Published 5:37 pm Friday, August 26, 2022
SALISBURY — Kelly Withers will serve as the next superintendent of Rowan-Salisbury Schools after a unanimous vote on Friday afternoon.
The school board called a meeting specifically to consider the appointment and entered closed session for a few minutes before emerging and voting to name Withers superintendent. Board Vice Chair Alisha Byrd-Clark was the only member who did not attend due to a prior engagement with her nonprofit organization.
Withers will be paid $185,000 annually through June of 2026. Withers’ contract will be available for scrutiny on Monday. A start date has not been determined yet.
She currently serves as deputy superintendent of Cabarrus County Schools, but Withers has a long history with RSS. She was hired in Cabarrus in late 2021 after serving as chief schools officer with RSS and she had spent more than 21 years with the district.
She started her career as a science teacher at West Rowan High School and became assistant principal at Carson in 2006. She was promoted to principal at Carson that same year then became principal of South Rowan High School in 2014.
In 2020, she was promoted to associate superintendent under Lynn Moody days before schools were ordered to close that March due to the COVID-19 pandemic. Like many other high level administrators, her title changed under the next administration.
As a principal, Withers was a district darling for her work on renewal-era programs and South Rowan High was one of the first schools to have its initial renewal plan approved by the school board.
Withers was brought out to sit in front of the crowd that gathered in Wallace Educational Forum’s first-floor board room with her family.
“It feels good to be home,” she said.
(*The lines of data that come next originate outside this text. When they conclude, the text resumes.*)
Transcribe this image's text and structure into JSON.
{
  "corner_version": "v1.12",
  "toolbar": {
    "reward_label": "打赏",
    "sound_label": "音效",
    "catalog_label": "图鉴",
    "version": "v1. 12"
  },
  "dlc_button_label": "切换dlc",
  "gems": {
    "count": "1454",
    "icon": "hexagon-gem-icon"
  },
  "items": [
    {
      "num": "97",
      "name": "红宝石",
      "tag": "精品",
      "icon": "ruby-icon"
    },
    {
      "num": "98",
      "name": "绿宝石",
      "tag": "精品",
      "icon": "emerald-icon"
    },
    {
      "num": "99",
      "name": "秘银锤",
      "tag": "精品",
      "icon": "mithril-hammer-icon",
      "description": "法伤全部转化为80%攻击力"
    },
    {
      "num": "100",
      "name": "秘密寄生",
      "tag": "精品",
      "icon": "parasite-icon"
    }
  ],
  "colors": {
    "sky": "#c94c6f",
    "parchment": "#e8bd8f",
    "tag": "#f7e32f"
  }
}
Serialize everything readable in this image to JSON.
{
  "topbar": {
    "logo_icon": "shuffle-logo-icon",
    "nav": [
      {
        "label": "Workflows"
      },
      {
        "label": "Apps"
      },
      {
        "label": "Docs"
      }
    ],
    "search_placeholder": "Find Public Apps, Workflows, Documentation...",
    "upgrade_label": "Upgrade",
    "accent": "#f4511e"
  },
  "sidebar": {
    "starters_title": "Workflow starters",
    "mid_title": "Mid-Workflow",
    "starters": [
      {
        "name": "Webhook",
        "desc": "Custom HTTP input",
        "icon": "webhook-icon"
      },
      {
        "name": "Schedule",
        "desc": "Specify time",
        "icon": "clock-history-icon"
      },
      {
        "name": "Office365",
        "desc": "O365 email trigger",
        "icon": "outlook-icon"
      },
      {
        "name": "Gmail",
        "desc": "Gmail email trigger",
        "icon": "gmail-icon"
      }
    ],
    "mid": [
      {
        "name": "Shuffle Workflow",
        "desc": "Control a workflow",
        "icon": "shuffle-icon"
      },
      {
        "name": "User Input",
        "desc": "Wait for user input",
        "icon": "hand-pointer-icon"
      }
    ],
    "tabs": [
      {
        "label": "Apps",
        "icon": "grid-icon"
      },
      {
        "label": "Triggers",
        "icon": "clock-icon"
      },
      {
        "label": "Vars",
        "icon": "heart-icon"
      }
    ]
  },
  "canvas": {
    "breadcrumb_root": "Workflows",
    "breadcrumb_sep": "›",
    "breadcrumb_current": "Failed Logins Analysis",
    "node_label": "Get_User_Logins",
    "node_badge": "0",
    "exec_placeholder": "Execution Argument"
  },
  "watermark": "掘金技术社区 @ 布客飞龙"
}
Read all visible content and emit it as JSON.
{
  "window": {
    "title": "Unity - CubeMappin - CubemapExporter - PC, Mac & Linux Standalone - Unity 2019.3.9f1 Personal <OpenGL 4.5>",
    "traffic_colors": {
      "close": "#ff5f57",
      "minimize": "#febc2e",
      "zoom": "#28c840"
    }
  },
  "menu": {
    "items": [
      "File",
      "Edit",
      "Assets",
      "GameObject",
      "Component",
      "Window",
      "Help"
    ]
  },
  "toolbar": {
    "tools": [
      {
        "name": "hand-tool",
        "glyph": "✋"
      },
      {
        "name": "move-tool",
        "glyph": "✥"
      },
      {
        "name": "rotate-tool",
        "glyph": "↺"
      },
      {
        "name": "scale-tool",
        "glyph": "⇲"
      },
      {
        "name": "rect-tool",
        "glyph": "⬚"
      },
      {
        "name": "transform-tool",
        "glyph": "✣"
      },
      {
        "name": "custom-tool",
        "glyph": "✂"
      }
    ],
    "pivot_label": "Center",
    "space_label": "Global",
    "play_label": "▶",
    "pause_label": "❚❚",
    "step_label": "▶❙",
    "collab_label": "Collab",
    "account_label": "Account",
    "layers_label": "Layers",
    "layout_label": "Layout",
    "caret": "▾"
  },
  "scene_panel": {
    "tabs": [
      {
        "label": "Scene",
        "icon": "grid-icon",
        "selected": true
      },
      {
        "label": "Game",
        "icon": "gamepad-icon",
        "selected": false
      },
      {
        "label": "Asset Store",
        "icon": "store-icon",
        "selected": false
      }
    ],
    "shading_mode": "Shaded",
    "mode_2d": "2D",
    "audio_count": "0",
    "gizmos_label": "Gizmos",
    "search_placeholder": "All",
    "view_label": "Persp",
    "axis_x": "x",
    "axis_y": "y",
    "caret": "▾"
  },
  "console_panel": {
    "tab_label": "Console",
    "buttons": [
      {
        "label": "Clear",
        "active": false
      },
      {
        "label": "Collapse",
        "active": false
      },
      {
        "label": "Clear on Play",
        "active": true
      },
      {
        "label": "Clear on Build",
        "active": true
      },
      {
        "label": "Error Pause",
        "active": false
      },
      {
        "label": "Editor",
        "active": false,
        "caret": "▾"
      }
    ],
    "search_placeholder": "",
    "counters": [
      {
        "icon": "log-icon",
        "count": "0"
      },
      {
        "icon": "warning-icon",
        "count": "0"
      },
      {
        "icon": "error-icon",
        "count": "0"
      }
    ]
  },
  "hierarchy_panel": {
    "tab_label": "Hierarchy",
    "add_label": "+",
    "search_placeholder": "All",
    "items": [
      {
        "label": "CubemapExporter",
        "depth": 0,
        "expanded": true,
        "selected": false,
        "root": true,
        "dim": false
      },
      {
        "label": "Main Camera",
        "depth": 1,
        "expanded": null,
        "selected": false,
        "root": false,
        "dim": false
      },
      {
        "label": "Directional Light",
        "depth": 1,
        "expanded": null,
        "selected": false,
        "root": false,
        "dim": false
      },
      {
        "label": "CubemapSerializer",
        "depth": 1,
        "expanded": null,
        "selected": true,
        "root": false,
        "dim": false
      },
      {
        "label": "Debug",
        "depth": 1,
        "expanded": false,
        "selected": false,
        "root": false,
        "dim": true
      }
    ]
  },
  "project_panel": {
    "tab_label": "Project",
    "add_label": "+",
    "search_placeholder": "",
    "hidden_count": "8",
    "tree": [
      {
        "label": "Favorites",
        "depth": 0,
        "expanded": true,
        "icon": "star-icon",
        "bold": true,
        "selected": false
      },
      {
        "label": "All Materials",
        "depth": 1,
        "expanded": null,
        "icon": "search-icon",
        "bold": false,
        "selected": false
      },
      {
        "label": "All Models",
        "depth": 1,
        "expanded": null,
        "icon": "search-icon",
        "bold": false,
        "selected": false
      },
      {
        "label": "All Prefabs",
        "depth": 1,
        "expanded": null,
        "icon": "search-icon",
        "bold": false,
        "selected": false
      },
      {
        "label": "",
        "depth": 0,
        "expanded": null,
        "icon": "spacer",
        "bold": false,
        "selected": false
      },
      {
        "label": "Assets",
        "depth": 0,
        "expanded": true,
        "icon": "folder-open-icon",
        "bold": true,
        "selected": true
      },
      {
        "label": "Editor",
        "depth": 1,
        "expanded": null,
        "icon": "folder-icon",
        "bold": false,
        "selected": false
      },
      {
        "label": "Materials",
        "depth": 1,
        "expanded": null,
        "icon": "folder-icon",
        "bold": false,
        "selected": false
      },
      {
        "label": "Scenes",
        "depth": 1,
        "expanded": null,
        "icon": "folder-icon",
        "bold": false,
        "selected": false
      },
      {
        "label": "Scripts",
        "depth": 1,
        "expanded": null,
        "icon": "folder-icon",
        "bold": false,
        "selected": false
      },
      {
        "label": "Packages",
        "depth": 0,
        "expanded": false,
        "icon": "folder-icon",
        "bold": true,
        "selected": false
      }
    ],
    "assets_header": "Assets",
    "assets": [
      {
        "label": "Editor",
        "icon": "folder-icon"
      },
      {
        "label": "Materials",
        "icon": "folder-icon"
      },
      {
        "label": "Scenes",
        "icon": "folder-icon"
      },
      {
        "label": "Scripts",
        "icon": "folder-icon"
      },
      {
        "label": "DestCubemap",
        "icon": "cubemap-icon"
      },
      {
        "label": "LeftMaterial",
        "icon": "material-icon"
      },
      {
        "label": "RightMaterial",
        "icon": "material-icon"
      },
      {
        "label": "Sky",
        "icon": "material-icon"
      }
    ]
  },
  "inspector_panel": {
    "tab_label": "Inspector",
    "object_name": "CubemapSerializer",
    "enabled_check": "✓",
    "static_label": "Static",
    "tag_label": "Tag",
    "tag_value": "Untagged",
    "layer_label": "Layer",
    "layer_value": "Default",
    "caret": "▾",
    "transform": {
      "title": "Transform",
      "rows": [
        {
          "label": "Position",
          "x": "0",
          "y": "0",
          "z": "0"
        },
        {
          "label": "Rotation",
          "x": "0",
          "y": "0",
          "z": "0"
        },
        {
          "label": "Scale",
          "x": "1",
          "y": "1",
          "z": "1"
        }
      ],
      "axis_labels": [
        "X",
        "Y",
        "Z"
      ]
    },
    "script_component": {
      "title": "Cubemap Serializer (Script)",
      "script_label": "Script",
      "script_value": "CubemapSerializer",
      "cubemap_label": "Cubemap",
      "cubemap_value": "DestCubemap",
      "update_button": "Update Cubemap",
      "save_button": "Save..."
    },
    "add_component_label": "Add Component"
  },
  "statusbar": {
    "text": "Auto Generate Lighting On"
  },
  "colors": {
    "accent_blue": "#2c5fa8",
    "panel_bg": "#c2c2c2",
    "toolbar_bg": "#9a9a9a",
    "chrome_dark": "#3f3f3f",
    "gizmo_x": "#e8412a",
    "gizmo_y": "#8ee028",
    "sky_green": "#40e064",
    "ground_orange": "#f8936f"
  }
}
Withers lives in Rowan County and is a product of RSS schools. She said the greatest reward of working as an educator is living in the community where you interact with students who are the product of your work.
“Seeing the students that you worked as an educator become parents, spouses and productive, passionate citizens is the ‘why’ of our work,” Withers said.
She said the district has work to do to reach a vision of a school system that is a catalyst for community improvement and she is ready to get started.
Withers told the Post the district means a lot to her and her family.
“It’s what’s going to change this community, and it’s the community we live in,” Wither said.
She said she wants to invest in the community for her family and the 18,000 other students who live in Rowan County.
RSS Board Chair Dean Hunter said Withers was chosen out of 22 candidates who applied for the job and the decision was “not taken lightly.”
“This has been a long, arduous process,” Hunter said.
The board began its search in April after former Superintendent Tony Watlington resigned to lead Philadelphia’s public schools.
Hunter said there were several candidates the board would have been happy with that spurred healthy debate, though the body was unified behind Withers on Friday.
“You definitely want unity, it means a lot to the community and it means a lot to the candidate.
April Kuhn, the district’s chief student services officer, is serving as interim superintendent and was appointed to that position in July after the previous interim and Chief Academic Officer Jason Gardner resigned to become principal of Mooresville Graded School District.
Hunter credited Kuhn for the job she has done as interim.
“There have been many, many fires put out in the past month,” Hunter said.